> Material supplied:
○ ○ ○ ○
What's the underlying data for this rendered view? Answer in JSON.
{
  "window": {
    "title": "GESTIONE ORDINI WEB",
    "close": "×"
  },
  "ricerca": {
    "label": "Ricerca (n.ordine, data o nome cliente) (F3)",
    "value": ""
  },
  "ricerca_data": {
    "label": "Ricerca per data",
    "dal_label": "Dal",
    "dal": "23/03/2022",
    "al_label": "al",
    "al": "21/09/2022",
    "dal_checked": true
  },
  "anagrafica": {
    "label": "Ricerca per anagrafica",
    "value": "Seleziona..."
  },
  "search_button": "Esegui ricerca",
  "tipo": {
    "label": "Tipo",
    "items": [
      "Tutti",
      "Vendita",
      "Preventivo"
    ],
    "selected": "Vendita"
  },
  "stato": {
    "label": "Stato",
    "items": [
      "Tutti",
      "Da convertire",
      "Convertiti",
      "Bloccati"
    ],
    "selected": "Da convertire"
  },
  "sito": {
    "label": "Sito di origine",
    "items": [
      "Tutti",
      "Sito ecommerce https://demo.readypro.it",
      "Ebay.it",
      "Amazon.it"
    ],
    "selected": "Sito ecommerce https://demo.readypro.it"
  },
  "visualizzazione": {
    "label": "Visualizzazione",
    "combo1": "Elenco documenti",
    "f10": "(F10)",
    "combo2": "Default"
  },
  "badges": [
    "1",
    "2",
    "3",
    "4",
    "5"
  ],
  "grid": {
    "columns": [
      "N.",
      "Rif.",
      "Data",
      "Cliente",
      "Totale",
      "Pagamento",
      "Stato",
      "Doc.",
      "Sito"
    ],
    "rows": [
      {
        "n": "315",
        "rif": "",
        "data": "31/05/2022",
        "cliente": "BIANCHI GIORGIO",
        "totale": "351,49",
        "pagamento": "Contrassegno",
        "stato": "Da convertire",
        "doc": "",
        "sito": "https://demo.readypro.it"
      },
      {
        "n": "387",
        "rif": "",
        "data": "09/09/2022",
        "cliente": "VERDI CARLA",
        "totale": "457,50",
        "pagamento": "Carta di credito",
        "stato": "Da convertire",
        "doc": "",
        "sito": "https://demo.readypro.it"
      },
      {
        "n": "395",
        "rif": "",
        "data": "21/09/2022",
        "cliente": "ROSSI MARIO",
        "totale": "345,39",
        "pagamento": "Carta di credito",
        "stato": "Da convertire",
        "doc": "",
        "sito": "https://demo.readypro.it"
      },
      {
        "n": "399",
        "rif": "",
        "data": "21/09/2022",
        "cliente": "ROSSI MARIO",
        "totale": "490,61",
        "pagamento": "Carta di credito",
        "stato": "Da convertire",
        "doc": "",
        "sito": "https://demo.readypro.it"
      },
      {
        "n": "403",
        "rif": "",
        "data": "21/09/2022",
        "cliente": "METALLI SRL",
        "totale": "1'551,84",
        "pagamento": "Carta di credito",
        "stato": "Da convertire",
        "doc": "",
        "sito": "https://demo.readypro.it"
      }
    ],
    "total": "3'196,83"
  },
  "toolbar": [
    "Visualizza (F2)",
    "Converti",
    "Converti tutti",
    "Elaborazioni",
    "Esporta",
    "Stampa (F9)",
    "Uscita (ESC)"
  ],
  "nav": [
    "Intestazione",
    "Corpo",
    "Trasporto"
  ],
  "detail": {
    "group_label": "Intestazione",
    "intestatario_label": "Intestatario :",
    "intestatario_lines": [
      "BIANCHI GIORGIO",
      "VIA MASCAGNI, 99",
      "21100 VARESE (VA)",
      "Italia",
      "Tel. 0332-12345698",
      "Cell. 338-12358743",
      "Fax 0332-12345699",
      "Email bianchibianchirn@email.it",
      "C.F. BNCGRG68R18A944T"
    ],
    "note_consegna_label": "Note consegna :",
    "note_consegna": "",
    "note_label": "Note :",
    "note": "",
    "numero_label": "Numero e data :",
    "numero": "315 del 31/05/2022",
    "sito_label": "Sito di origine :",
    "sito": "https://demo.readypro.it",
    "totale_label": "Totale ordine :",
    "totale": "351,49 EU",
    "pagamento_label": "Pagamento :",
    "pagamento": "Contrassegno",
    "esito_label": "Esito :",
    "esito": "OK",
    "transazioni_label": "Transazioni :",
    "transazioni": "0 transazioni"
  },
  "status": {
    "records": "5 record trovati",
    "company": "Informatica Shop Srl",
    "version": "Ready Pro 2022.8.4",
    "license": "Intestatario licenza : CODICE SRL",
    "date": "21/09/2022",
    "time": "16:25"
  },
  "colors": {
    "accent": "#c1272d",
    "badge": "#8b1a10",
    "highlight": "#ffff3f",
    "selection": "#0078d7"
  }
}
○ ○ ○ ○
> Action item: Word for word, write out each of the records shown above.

> Answer for this exercise:
What's the underlying data for this rendered view? Answer in JSON.
{
  "window": {
    "title": "GESTIONE ORDINI WEB",
    "close": "×"
  },
  "ricerca": {
    "label": "Ricerca (n.ordine, data o nome cliente) (F3)",
    "value": ""
  },
  "ricerca_data": {
    "label": "Ricerca per data",
    "dal_label": "Dal",
    "dal": "23/03/2022",
    "al_label": "al",
    "al": "21/09/2022",
    "dal_checked": true
  },
  "anagrafica": {
    "label": "Ricerca per anagrafica",
    "value": "Seleziona..."
  },
  "search_button": "Esegui ricerca",
  "tipo": {
    "label": "Tipo",
    "items": [
      "Tutti",
      "Vendita",
      "Preventivo"
    ],
    "selected": "Vendita"
  },
  "stato": {
    "label": "Stato",
    "items": [
      "Tutti",
      "Da convertire",
      "Convertiti",
      "Bloccati"
    ],
    "selected": "Da convertire"
  },
  "sito": {
    "label": "Sito di origine",
    "items": [
      "Tutti",
      "Sito ecommerce https://demo.readypro.it",
      "Ebay.it",
      "Amazon.it"
    ],
    "selected": "Sito ecommerce https://demo.readypro.it"
  },
  "visualizzazione": {
    "label": "Visualizzazione",
    "combo1": "Elenco documenti",
    "f10": "(F10)",
    "combo2": "Default"
  },
  "badges": [
    "1",
    "2",
    "3",
    "4",
    "5"
  ],
  "grid": {
    "columns": [
      "N.",
      "Rif.",
      "Data",
      "Cliente",
      "Totale",
      "Pagamento",
      "Stato",
      "Doc.",
      "Sito"
    ],
    "rows": [
      {
        "n": "315",
        "rif": "",
        "data": "31/05/2022",
        "cliente": "BIANCHI GIORGIO",
        "totale": "351,49",
        "pagamento": "Contrassegno",
        "stato": "Da convertire",
        "doc": "",
        "sito": "https://demo.readypro.it"
      },
      {
        "n": "387",
        "rif": "",
        "data": "09/09/2022",
        "cliente": "VERDI CARLA",
        "totale": "457,50",
        "pagamento": "Carta di credito",
        "stato": "Da convertire",
        "doc": "",
        "sito": "https://demo.readypro.it"
      },
      {
        "n": "395",
        "rif": "",
        "data": "21/09/2022",
        "cliente": "ROSSI MARIO",
        "totale": "345,39",
        "pagamento": "Carta di credito",
        "stato": "Da convertire",
        "doc": "",
        "sito": "https://demo.readypro.it"
      },
      {
        "n": "399",
        "rif": "",
        "data": "21/09/2022",
        "cliente": "ROSSI MARIO",
        "totale": "490,61",
        "pagamento": "Carta di credito",
        "stato": "Da convertire",
        "doc": "",
        "sito": "https://demo.readypro.it"
      },
      {
        "n": "403",
        "rif": "",
        "data": "21/09/2022",
        "cliente": "METALLI SRL",
        "totale": "1'551,84",
        "pagamento": "Carta di credito",
        "stato": "Da convertire",
        "doc": "",
        "sito": "https://demo.readypro.it"
      }
    ],
    "total": "3'196,83"
  },
  "toolbar": [
    "Visualizza (F2)",
    "Converti",
    "Converti tutti",
    "Elaborazioni",
    "Esporta",
    "Stampa (F9)",
    "Uscita (ESC)"
  ],
  "nav": [
    "Intestazione",
    "Corpo",
    "Trasporto"
  ],
  "detail": {
    "group_label": "Intestazione",
    "intestatario_label": "Intestatario :",
    "intestatario_lines": [
      "BIANCHI GIORGIO",
      "VIA MASCAGNI, 99",
      "21100 VARESE (VA)",
      "Italia",
      "Tel. 0332-12345698",
      "Cell. 338-12358743",
      "Fax 0332-12345699",
      "Email bianchibianchirn@email.it",
      "C.F. BNCGRG68R18A944T"
    ],
    "note_consegna_label": "Note consegna :",
    "note_consegna": "",
    "note_label": "Note :",
    "note": "",
    "numero_label": "Numero e data :",
    "numero": "315 del 31/05/2022",
    "sito_label": "Sito di origine :",
    "sito": "https://demo.readypro.it",
    "totale_label": "Totale ordine :",
    "totale": "351,49 EU",
    "pagamento_label": "Pagamento :",
    "pagamento": "Contrassegno",
    "esito_label": "Esito :",
    "esito": "OK",
    "transazioni_label": "Transazioni :",
    "transazioni": "0 transazioni"
  },
  "status": {
    "records": "5 record trovati",
    "company": "Informatica Shop Srl",
    "version": "Ready Pro 2022.8.4",
    "license": "Intestatario licenza : CODICE SRL",
    "date": "21/09/2022",
    "time": "16:25"
  },
  "colors": {
    "accent": "#c1272d",
    "badge": "#8b1a10",
    "highlight": "#ffff3f",
    "selection": "#0078d7"
  }
}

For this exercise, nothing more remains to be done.